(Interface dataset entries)
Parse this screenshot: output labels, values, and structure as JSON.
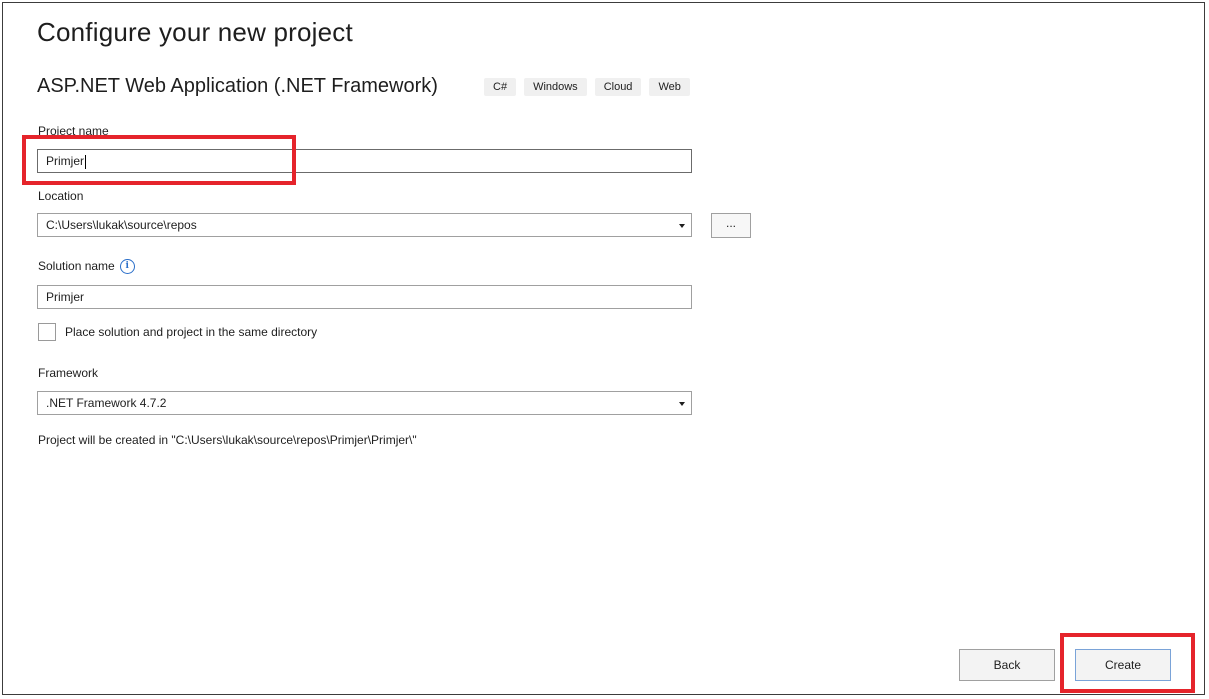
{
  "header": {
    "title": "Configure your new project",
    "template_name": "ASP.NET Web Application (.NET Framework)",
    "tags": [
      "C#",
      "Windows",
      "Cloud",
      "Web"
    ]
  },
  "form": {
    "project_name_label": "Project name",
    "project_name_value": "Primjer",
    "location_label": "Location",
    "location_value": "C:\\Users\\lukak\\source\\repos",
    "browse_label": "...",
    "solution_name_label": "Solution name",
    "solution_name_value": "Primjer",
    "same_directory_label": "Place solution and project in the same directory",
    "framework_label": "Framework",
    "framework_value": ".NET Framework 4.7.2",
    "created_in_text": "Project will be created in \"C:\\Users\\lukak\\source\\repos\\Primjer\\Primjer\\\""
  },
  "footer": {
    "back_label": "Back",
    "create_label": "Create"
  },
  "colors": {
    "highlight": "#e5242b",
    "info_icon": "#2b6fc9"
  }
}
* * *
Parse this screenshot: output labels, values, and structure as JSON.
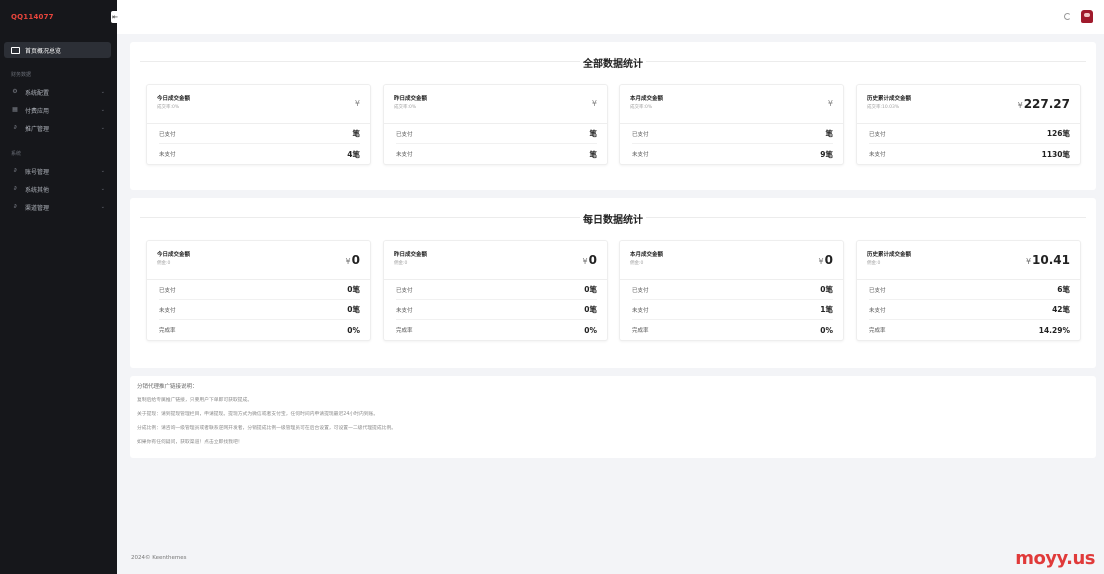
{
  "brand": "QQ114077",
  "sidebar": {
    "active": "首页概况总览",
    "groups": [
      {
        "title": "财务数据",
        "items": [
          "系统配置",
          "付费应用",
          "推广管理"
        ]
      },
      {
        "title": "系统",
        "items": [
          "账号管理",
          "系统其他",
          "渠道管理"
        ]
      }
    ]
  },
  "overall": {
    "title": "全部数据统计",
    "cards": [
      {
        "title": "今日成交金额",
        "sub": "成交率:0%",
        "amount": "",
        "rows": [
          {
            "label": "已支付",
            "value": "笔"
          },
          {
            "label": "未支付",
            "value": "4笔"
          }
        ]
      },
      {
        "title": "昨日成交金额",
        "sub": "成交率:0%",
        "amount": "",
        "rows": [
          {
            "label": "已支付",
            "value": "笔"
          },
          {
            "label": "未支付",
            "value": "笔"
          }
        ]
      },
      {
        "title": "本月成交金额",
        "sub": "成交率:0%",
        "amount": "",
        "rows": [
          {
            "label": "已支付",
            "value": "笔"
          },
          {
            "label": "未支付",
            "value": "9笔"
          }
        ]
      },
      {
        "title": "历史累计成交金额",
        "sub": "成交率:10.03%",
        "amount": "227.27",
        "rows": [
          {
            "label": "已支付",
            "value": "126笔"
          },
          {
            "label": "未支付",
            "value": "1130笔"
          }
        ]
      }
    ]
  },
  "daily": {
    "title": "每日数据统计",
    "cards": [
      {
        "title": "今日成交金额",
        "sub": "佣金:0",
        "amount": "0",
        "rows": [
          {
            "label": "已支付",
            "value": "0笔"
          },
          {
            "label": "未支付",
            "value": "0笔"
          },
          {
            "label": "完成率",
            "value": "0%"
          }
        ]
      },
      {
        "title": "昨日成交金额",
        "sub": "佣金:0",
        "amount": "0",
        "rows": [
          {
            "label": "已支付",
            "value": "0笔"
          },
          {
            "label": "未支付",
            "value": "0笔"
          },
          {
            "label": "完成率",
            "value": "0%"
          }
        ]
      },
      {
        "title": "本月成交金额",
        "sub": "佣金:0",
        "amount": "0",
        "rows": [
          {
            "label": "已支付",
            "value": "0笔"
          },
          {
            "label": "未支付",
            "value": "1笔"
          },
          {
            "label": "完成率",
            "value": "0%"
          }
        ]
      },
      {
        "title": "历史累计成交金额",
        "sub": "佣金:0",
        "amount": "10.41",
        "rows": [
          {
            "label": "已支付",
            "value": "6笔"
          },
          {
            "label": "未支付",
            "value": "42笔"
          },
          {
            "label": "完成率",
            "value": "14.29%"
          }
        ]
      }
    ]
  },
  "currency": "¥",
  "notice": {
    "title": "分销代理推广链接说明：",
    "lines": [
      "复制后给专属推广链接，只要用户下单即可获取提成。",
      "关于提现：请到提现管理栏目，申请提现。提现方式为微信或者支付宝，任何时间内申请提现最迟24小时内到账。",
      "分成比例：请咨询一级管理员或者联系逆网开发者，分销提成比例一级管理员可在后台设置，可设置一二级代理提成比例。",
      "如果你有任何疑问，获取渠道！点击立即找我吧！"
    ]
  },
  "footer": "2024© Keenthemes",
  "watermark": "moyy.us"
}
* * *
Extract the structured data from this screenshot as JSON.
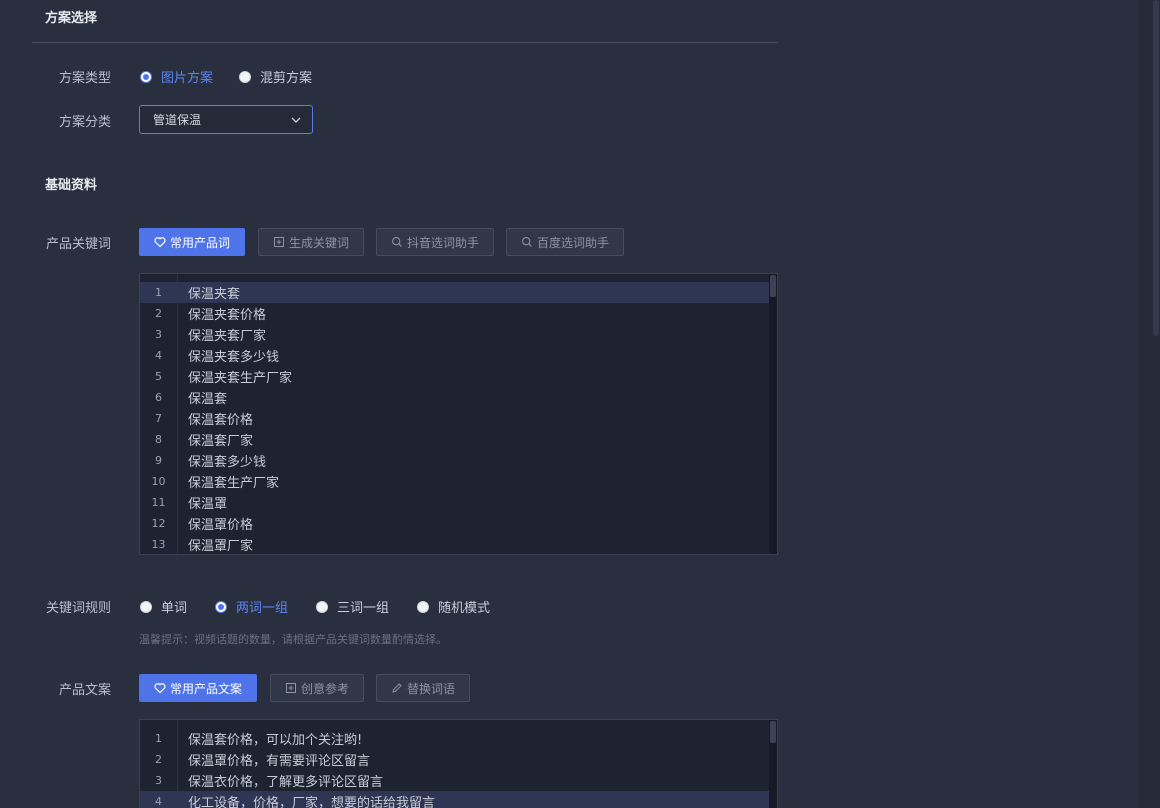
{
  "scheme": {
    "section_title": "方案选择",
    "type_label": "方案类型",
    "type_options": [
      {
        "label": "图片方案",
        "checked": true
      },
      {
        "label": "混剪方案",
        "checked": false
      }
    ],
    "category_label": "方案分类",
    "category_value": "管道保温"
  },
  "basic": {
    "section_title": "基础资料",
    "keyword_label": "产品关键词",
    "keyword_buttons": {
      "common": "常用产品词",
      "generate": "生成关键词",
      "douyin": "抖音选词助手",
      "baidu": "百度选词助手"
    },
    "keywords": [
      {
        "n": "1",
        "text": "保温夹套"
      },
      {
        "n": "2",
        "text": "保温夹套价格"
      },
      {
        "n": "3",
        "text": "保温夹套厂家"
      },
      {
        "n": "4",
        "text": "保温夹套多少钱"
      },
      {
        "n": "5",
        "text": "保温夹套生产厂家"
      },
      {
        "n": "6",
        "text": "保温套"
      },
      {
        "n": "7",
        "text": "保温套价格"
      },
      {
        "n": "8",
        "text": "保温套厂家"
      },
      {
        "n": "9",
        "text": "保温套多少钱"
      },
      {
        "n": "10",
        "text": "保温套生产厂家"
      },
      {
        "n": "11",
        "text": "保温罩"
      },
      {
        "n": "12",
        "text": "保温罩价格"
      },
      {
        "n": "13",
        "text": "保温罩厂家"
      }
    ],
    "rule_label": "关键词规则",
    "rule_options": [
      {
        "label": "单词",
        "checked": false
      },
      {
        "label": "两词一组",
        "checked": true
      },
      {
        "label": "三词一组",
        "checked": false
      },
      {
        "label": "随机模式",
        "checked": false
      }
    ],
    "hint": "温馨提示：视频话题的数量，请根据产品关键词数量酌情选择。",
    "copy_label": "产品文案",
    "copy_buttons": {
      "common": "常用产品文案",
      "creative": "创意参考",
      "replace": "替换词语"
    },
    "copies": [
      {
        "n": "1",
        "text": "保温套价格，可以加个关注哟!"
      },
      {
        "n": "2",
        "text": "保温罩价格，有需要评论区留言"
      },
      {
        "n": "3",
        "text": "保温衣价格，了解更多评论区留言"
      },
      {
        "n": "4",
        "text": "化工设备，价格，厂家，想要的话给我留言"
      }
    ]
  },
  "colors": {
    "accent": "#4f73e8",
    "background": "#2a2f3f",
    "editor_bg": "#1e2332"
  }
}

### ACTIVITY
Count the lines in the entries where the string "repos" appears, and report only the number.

### RESULT
2